    3. Experience bias: Choosing gathered information from the past to be the objective truth

    Different people have different perspectives, journeys and naturally, one’s reality may not hold for others. Experience biases occur when one’s assumptions or preconceived notions dictate their point of view in solving a given problem or a situation. To escape the bias, people need to be exposed to new situations and experiences, intake others’ perspectives and reframe their mindset.

    Experience bias makes one think that what once worked in the past can also work in the future. In today’s evolving world, the needs and security landscape change constantly. A strong security measure may not be the best approach for a new application or system built in the modern day. For example, a cybersecurity analyst who has been working in the field for five years is likely to have a very different view of the threat landscape than someone who is just starting out.

    4. Distance bias: Choosing what is closer than what is distant

    Distance bias is a cognitive bias that refers to the tendency to favor things that are physically closer to us. This bias manifest itself through various methods from the decisions we make about where to live and work to the products we purchase. The distance bias is often explained by our limited cognitive resources: it takes more effort to think about things that are far away, so we tend to default to what is closest.

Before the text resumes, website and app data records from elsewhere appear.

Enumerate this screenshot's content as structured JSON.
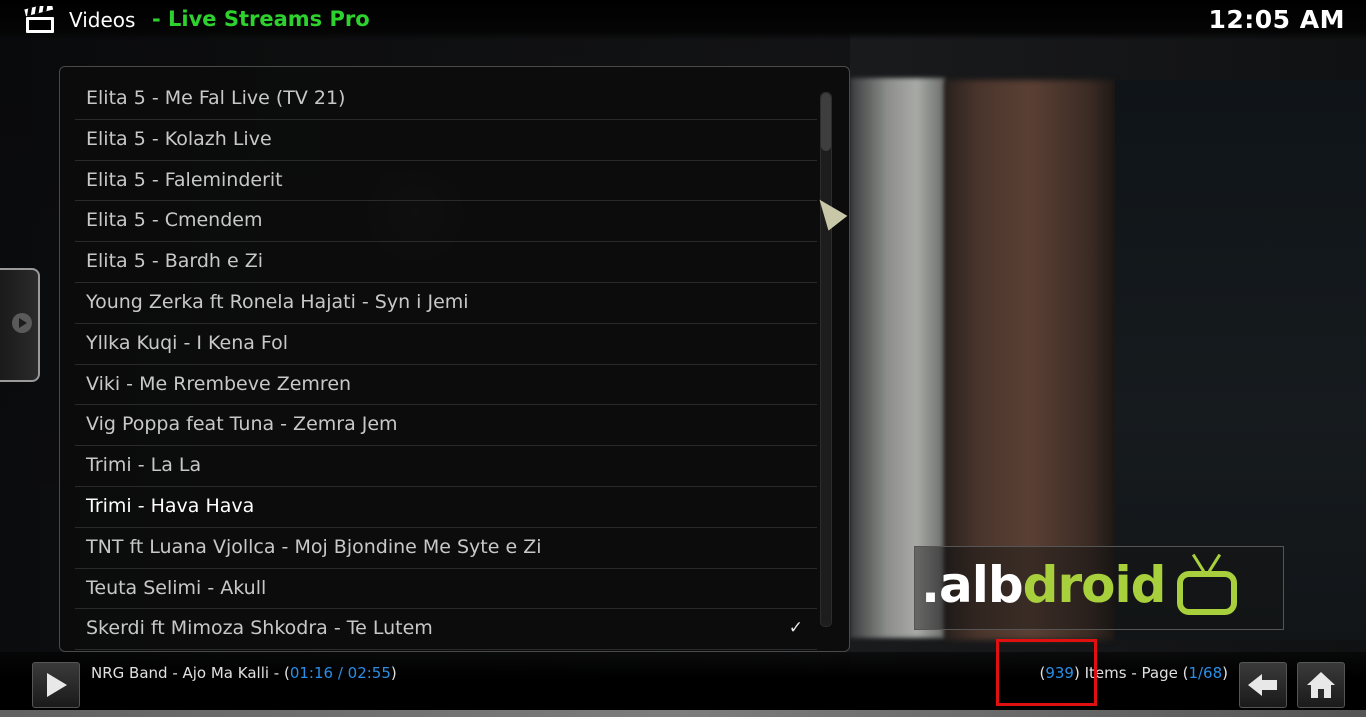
{
  "header": {
    "section": "Videos",
    "addon": "- Live Streams Pro",
    "clock": "12:05 AM"
  },
  "list": {
    "items": [
      {
        "label": "Elita 5 - Me Fal Live (TV 21)",
        "checked": false
      },
      {
        "label": "Elita 5 - Kolazh Live",
        "checked": false
      },
      {
        "label": "Elita 5 - Faleminderit",
        "checked": false
      },
      {
        "label": "Elita 5 - Cmendem",
        "checked": false
      },
      {
        "label": "Elita 5 - Bardh e Zi",
        "checked": false
      },
      {
        "label": "Young Zerka ft  Ronela Hajati - Syn i Jemi",
        "checked": false
      },
      {
        "label": "Yllka Kuqi - I Kena Fol",
        "checked": false
      },
      {
        "label": "Viki - Me Rrembeve Zemren",
        "checked": false
      },
      {
        "label": "Vig Poppa feat  Tuna - Zemra Jem",
        "checked": false
      },
      {
        "label": "Trimi - La La",
        "checked": false
      },
      {
        "label": "Trimi - Hava Hava",
        "checked": false,
        "highlight": true
      },
      {
        "label": "TNT ft Luana Vjollca - Moj Bjondine Me Syte e Zi",
        "checked": false
      },
      {
        "label": "Teuta Selimi - Akull",
        "checked": false
      },
      {
        "label": "Skerdi ft  Mimoza Shkodra - Te Lutem",
        "checked": true
      }
    ],
    "check_glyph": "✓"
  },
  "watermark": {
    "prefix": ".alb",
    "suffix": "droid"
  },
  "footer": {
    "now_playing_title": "NRG Band - Ajo Ma Kalli - (",
    "now_playing_time": "01:16 / 02:55",
    "now_playing_close": ")",
    "items_open": "(",
    "items_count": "939",
    "items_mid": ") Items - Page (",
    "page": "1/68",
    "items_close": ")"
  },
  "icons": {
    "header": "clapperboard-icon",
    "side": "arrow-right-icon",
    "play": "play-icon",
    "back": "back-arrow-icon",
    "home": "home-icon"
  },
  "colors": {
    "addon_green": "#2ed22e",
    "accent_blue": "#2a8ee8",
    "watermark_green": "#a8cf3c",
    "highlight_box": "#e01010"
  }
}
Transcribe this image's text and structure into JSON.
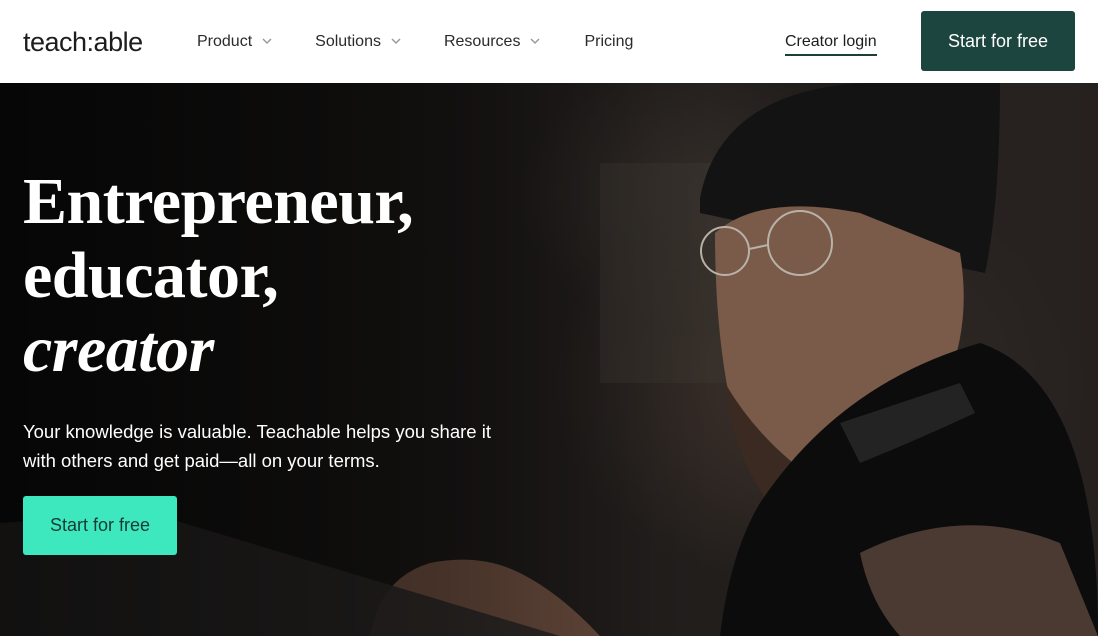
{
  "header": {
    "logo": "teach:able",
    "nav": [
      {
        "label": "Product",
        "has_dropdown": true
      },
      {
        "label": "Solutions",
        "has_dropdown": true
      },
      {
        "label": "Resources",
        "has_dropdown": true
      },
      {
        "label": "Pricing",
        "has_dropdown": false
      }
    ],
    "creator_login": "Creator login",
    "cta_label": "Start for free"
  },
  "hero": {
    "headline_line1": "Entrepreneur,",
    "headline_line2": "educator,",
    "headline_line3": "creator",
    "subtext": "Your knowledge is valuable. Teachable helps you share it with others and get paid—all on your terms.",
    "cta_label": "Start for free"
  },
  "colors": {
    "header_cta_bg": "#1d4540",
    "hero_cta_bg": "#3de8be",
    "hero_cta_text": "#163b35"
  },
  "icons": {
    "dropdown": "chevron-down-icon"
  }
}
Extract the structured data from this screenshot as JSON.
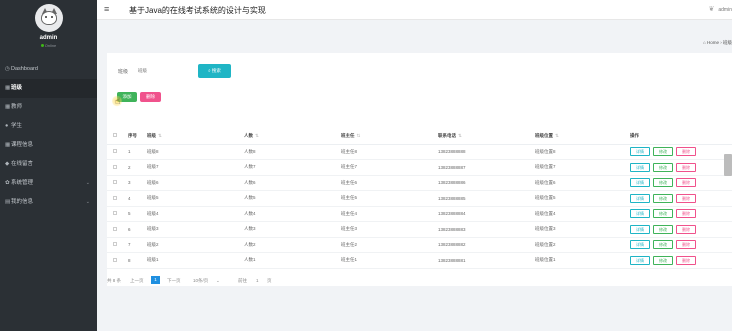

Overdependence on immediate outcomes is often less beneficial in the long-term.

    Cybersecurity can seem like a far-off problem, something that happens to other people or businesses. Unfortunately, reality states that it could happen to anyone, anytime. This type of bias can lead to decision-makers feeling like they don’t need to invest in cybersecurity as soon as possible because it’s not perceived as an immediate threat. But by not taking steps to protect themselves, they’re leaving themselves vulnerable to attack. Cybercrime is a real and growing threat, and it’s one that all businesses have to take seriously.

    5. Safety bias: Choosing security over seeking out to achieve

    Safety bias is a natural human tendency to avoid danger. One typical instance is when people prefer saving money over investing to avoid loss. According to them, bad has more impact than good. This bias can be observed on financial, investment, or even cyber security decisions. A CEO, for example, might be unable to let go of a business unit that is not making profit simply because of resources already invested.

    In the context of cybersecurity, this can mean prioritizing the protection of existing systems and data over the exploration of new technologies or the development of innovative solutions. While there is certainly value in focused defense, safety bias can limit an organization’s ability to adapt and grow in the face of ever-changing threats.

    Safety biases make one slow down and hold back from making healthy decisions. One form of preventing safety prejudice in cyber security practice by organizations is investing in bug bounty programs against hackers who attack credential data and cause harm.

    Smart Cyber Security Solutions: BugBounter

    Businesses need to strike a balance between security and innovation in order to stay ahead of the curve. By encouraging creativity and embracing new ideas, businesses can ensure that their cybersecurity solutions are always up to the challenge. Mitigating risks in cybersecurity is not a one-man’s job, and it can’t be handled alone. BugBounter is a company that helps enterprises and individuals make smarter decisions and helps reinforce high security in their systems. BugBounter provides established with 24/7 availability, scoping flexibility, and cost- effective manual penetration testing services with 2000 cybersecurity experts.

    With the number of daily tasks, cybersecurity programs should not take a backseat. Bug bounty programs help organizations identify bugs that exist without being noticed. BugBounter helps organizations seek individuals who can identify such errors and make sure that their investments in security programs never go waste. It also helps overcome exploits and vulnerabilities. Contact with us and we will get back to you immediately.